The Vermont Principals’ Association released a statement last week to be read before school sporting events. “The Vermont Principals’ Association, the Vermont Superintendents Association and the Vermont School Athletic Directors Association require participants and spectators to behave in a respectful manner ... Sportsmanship and a safe playing environment are the top priorities for all Vermont school-sponsored activities … Under no circumstances should any student athletes, officials or coaches be subjected to behavior and/or language aimed to demean, disrespect or harm,” it read.

The statement said that, if inappropriate behavior is observed, officials will immediately stop the game and talk to coaches about what actions need to be taken. Such actions may include ejection from the game, ending the event early and suspension from future events.

“I hope that people listen closely to the VPA’s statement we are reading prior to games,” Langevin said. “This statement is very clear about this type of behavior not being acceptable, and reads what the consequences can be if people don’t comply. We need to do what we can to keep sports safe for all student-athletes, so they may play their games without fear of harassment.” 


In a written statement to the HUUSD community, co-principals Meg McDonough and Laurie Greenberg wrote, “There are some very public stories regarding student-athletes being subjected to racist, sexist and transphobic comments from spectators and opponents. We want to be clear to you -- our student athletes and our Harwood community -- that we do not condone this behavior.”
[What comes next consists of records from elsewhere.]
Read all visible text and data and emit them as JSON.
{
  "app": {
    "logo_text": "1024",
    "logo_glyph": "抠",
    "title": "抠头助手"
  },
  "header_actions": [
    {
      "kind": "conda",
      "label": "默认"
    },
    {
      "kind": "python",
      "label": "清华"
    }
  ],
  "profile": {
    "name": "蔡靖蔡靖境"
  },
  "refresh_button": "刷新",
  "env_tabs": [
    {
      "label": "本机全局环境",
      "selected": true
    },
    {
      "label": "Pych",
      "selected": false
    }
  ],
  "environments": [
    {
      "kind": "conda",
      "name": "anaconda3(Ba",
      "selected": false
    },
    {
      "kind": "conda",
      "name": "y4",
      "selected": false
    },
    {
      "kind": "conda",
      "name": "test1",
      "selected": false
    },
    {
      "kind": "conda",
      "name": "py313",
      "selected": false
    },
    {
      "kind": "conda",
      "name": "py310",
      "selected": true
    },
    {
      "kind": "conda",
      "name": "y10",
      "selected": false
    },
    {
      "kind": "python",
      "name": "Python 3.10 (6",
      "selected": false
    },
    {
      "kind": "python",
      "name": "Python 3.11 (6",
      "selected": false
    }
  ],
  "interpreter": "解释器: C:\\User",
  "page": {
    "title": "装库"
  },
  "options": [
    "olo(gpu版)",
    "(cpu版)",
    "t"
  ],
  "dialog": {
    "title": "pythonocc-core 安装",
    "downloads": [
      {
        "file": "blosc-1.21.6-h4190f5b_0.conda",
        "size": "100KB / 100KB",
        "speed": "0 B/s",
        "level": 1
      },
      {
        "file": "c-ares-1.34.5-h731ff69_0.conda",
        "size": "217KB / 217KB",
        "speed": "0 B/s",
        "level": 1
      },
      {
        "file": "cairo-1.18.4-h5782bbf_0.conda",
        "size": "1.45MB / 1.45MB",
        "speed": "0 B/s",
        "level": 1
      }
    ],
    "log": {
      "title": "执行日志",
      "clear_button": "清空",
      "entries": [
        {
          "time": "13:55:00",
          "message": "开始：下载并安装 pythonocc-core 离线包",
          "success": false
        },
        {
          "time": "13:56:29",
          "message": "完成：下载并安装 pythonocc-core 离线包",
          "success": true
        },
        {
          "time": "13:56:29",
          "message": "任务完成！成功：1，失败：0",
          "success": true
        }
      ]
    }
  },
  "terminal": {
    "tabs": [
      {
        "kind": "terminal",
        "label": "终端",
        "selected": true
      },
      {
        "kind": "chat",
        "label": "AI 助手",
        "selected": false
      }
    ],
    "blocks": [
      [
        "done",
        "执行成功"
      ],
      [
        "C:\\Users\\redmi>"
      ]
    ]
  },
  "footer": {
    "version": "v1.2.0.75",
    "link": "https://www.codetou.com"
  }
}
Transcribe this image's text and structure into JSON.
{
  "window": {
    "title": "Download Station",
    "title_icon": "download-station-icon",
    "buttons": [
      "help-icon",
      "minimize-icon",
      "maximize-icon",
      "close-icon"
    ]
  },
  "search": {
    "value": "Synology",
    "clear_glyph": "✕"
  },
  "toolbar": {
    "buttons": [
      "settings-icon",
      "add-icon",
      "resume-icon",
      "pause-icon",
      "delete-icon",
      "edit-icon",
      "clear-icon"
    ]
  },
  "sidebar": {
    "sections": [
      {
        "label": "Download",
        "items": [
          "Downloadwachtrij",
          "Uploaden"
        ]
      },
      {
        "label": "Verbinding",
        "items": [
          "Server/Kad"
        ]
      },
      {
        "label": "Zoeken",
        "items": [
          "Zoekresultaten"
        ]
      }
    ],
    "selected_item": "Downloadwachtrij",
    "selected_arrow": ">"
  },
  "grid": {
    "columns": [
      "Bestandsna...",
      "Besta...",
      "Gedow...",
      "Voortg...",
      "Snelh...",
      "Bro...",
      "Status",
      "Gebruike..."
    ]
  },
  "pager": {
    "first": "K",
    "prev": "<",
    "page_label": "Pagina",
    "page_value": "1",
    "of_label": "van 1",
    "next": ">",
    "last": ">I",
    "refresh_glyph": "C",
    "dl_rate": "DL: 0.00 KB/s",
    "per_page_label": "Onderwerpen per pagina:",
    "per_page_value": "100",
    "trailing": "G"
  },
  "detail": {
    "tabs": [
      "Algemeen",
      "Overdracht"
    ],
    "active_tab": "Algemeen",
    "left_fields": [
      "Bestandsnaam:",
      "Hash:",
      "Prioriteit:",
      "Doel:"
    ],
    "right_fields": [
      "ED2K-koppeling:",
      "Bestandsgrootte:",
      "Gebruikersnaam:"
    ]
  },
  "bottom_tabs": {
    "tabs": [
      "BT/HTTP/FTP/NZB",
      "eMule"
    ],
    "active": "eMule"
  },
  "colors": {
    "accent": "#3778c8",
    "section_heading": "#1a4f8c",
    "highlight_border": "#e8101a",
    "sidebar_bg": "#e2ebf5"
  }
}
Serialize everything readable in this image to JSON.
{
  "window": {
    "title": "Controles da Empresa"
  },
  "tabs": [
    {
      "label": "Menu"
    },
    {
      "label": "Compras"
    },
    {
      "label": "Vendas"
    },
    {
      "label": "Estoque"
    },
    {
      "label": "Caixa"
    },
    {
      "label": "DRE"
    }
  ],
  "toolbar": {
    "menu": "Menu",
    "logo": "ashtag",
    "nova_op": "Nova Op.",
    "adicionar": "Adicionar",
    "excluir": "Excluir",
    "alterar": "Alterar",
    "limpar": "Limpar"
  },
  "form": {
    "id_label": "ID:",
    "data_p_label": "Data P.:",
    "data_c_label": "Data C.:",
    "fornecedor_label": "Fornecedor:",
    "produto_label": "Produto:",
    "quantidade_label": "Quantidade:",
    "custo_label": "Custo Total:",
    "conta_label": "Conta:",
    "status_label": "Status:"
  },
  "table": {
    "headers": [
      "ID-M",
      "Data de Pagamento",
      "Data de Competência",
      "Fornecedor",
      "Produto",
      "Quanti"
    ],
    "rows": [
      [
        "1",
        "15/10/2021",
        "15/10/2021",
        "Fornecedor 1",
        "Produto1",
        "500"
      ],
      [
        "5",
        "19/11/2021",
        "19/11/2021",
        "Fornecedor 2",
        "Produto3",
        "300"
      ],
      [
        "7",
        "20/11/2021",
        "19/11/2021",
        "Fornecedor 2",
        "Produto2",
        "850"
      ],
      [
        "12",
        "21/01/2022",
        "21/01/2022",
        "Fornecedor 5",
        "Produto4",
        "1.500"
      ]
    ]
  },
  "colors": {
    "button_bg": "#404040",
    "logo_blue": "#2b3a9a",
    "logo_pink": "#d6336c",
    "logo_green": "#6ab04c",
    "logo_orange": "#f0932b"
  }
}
McDonough cited steps the Harwood administration has taken to address harmful comments and behavior, including ongoing community dialogues on teams and anti-racist community dialogues in all advisory groups. If inappropriate behavior is observed, a misconduct investigation will commence, all named as involved will be questioned, discipline will be issued, and a working file record will be kept by the school. The co-principals asked anyone who observes unsportsmanlike behavior to report it to the coaches and officials right away.

“People coming to games (whether as a participant or spectator) are not there to put down other school’s student-athletes, to put down the officials, to put down our own student-athletes -- they should be there to support and positively cheer our students on,” Langevin said. “We need to set an example and be positive role models.”